- Super nerdy book full of Internet factoids and cameos from famous Internet pioneers
- The book is long and didactic and almost preachy
- Inspires me to fight for my rights on the Internet
I listened to the audiobook version of HOMELAND by Cory Doctorow after really enjoying the first book, Little Brother. The book in general is super nerdy, full of Internet factoids, and even some cameos from pioneers of the Internet. (For the record, I knew none of them and had to Wikipedia to double check that they were in fact Real People.) But as much as I wanted to really enjoy HOMELAND, I found the book a little too didactic and wanted a speedier plot.
ILLUSIONS OF FATE by Kiersten White Book Review
Publication Date: September 9th 2014 by HarperTeen
Rating: – Exceeds Expectations |
Book Summary: “I did my best to keep you from crossing paths with this world.

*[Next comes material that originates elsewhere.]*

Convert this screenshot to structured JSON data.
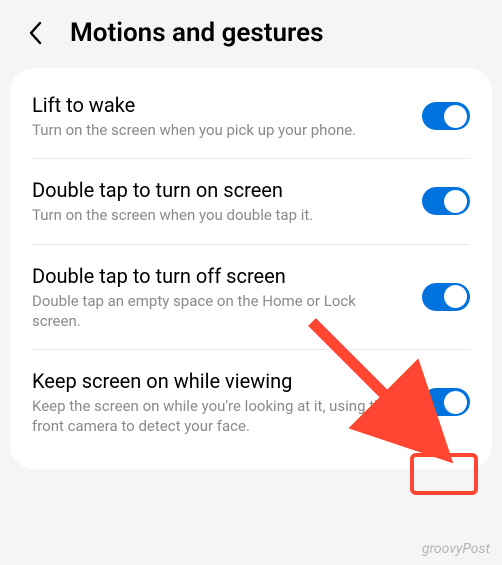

And I shall do my best to protect you now that you have.”
Jessamin has been an outcast since she moved from her island home of Melei to the dreary country of Albion. Everything changes when she meets Finn, a gorgeous, enigmatic young lord who introduces her to the secret world of Albion’s nobility, a world that has everything Jessamin doesn’t—power, money, status…and magic. But Finn has secrets of his own, dangerous secrets that the vicious Lord Downpike will do anything to possess. Unless Jessamin, armed only with her wits and her determination, can stop him.
Illusions of Fate by Kiersten White Book Review Overview:
- World-building takes a while to develop but is worth the wait
- Charming characters
- One of the few standalones that I wish was either longer or was part of a series; companion novel please!!
Kiersten White’s Illusions of Fate is a great light historical fantasy – without it actually being set in the past. The time period of the novel is based on Edwardian England, but the novel takes place in the fictional nation of Albion. As a reader, I got all the best things of Edwardian England such as fancy dresses and galas and cute teacups, but I also got the great world that White created.
Jessamin leaves Melei, her island home, to pursue her studies at a boarding school in Albion. Jessamin struggles to survive in the foreign city and is subjected to discrimination because of her heritage. Jessamin juggles her schoolwork along with the chores at the hotel, where she works in exchange for room and board. But when she meets Finn, her whole life changes as she learns about the hidden magical world within Albion’s gentry.